And in fact, ALL of those companies happily and routinely reverse-engineered competitors’ products — fueling innovation and speeding improvements, for the benefit of all. But now … we see folks not just accepting the repression of software patents. NOW we see ’em even just ASSUMING that reverse engineering SHOULD be prohibited!
Sheesh! If we still had spring-driven mechanical clocks, no doubt their manufacturers would now zealously sue any time someone offered instructions about how to open their “proprietary” clock-cases, much less offering guidance as to their detailed operation! And I certainly hope that no one ever dares to disassemble their bicycle, to see how its gearing works! — jim warren @justjim36
Jim Warren, open-govt & tech-civlib advocate & sometime columnist —


Do Want to be Smart too?

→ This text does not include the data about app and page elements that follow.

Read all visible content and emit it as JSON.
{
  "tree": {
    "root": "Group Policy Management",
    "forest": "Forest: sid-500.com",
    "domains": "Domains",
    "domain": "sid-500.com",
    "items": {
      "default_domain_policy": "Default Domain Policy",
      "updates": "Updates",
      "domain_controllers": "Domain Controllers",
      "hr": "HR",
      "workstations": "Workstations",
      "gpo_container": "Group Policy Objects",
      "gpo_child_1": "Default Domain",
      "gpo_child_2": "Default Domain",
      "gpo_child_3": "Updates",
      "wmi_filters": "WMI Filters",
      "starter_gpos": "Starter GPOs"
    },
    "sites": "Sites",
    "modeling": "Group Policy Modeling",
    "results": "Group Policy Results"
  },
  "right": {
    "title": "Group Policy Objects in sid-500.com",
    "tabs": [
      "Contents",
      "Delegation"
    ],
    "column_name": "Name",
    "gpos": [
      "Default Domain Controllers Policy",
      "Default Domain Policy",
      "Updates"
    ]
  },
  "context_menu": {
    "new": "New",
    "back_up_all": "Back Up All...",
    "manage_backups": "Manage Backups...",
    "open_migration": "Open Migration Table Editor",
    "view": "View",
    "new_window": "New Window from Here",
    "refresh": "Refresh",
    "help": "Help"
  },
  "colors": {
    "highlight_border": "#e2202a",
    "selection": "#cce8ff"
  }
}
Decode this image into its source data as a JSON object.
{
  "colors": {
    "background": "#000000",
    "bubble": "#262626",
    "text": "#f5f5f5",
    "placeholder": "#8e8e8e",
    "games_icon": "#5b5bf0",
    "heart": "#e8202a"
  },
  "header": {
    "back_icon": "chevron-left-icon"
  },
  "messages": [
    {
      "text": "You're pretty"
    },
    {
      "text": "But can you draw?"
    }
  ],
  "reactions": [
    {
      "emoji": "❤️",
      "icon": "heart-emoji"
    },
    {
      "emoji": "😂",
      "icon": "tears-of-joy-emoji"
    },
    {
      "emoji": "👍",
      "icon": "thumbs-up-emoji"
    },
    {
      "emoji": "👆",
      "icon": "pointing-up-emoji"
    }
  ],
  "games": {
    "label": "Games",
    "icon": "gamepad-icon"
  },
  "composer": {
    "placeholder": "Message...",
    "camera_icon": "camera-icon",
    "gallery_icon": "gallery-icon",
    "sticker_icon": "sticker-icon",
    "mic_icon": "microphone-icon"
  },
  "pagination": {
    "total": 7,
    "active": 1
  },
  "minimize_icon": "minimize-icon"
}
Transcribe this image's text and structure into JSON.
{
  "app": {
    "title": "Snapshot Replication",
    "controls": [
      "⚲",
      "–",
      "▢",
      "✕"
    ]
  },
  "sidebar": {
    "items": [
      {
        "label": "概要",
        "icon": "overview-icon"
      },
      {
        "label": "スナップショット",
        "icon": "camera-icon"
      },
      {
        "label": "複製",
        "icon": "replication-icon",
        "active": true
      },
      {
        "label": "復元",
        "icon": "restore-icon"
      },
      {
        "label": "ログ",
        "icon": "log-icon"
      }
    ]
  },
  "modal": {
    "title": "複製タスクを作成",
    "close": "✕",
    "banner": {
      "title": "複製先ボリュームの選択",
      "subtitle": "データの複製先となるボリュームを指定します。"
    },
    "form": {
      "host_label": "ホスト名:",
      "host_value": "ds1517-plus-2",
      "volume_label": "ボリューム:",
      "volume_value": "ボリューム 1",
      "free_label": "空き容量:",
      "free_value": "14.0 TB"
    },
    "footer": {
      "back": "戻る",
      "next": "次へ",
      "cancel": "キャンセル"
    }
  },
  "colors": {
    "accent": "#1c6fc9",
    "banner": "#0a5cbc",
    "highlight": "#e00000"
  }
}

What you can do

Kentucky needs more of this kind of dialog with people who are willing.


RELIGIOUS Whitefield Academy Education Stinks in Kentucky

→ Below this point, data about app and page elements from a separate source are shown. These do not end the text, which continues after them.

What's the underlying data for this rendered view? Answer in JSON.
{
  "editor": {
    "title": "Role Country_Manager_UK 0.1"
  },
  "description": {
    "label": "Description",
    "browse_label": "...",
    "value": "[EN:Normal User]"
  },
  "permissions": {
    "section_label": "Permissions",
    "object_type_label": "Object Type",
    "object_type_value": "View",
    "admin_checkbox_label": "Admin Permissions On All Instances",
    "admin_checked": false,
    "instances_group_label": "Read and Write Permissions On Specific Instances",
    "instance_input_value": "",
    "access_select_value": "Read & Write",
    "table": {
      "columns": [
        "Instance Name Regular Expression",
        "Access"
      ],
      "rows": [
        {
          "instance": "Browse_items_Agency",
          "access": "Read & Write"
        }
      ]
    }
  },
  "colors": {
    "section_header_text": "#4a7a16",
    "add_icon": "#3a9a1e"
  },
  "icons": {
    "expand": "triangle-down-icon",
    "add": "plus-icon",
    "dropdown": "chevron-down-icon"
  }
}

Jim ~

“Well … Kentucky IS the state that kept electing Moskow’s Mitch to “represent” them.

<snarling sigh>”

Scientists Establish A Link Between Brain Damage And Religious Fundamentalism

The difference between the two lies in the fact that religious beliefs are not usually updated in response to new evidence or scientific explanations like empirical beliefs are. Because of this, religious beliefs are strongly associated with conservatism, meaning that they are fixed and rigid. That is why conservatism is therefore used to help promote predictability and coherence to the rules of society among individuals within the group.

Religious fundamentalism is defined as “an ideology that emphasizes traditional religious texts and rituals and discourages progressive thinking about religion and social issues.” Anything that questions or challenges religious fundamentalists beliefs or way of life is generally opposed.

Trump Hired Televangelical Scammer Paula White

The Comingling of Church and State F^ck the Prayer Breakfast
Jeff Sharlet’s book “The Family: The Secret Fundamentalism at the Heart of American Power.” Published on Jul 24, 2019
It’s not about faith. It’s about power. The Family explores the history of a quietly powerful religious organization with strong ties to US politics.
Meet The Family on August 9, only on Netflix:

Paula White Leads Evangelical Leaders in Prayer Over President Trump



New Florida Board of Education Chair:
“I won’t support any evolution being taught as fact at all in any of our schools.”

Florida’s new Board of Education chairman, a citrus farmer named Andy Tuck, said about the theory of evolution when he was the vice-chairman:
“As a person of faith, I strongly oppose any study of evolution as fact at all. I’m purely in favor of it staying a theory and only a theory. I won’t support any evolution being taught as fact at all in any of our schools.”
Tuck was appointed by Florida Governor Rick Scott.
School Board Vice Chairman Andy Tuck said, “as a person of faith, I strongly oppose any study of evolution as fact at all… I won’t support any evolution being taught as fact at all in any of our schools.”#evolution #education #Florida
— Secular Students (@SecularStudents) August 3, 2019
The New Florida Board of Education Chair, Andy Tuck: “I won’t support any evolution being taught as fact at all in any of our schools.”

Historic day for women we now have the 38 States to Ratified the ERA

38th states approve the ERA and now demand constitutional change.

The U.S. Department of Justice issued an opinion that said the expired deadline means the ERA cannot be ratified.

The religious right mobilized to block it.

Watch Season 1 Now on Netflix

This documentary is inspired by Jeff Sharlet’s book “The Family: The Secret Fundamentalism at the Heart of American Power.”

Watch in Full

An enigmatic conservative Christian group known as the Family wields enormous influence in Washington, D.C., in pursuit of its global ambitions.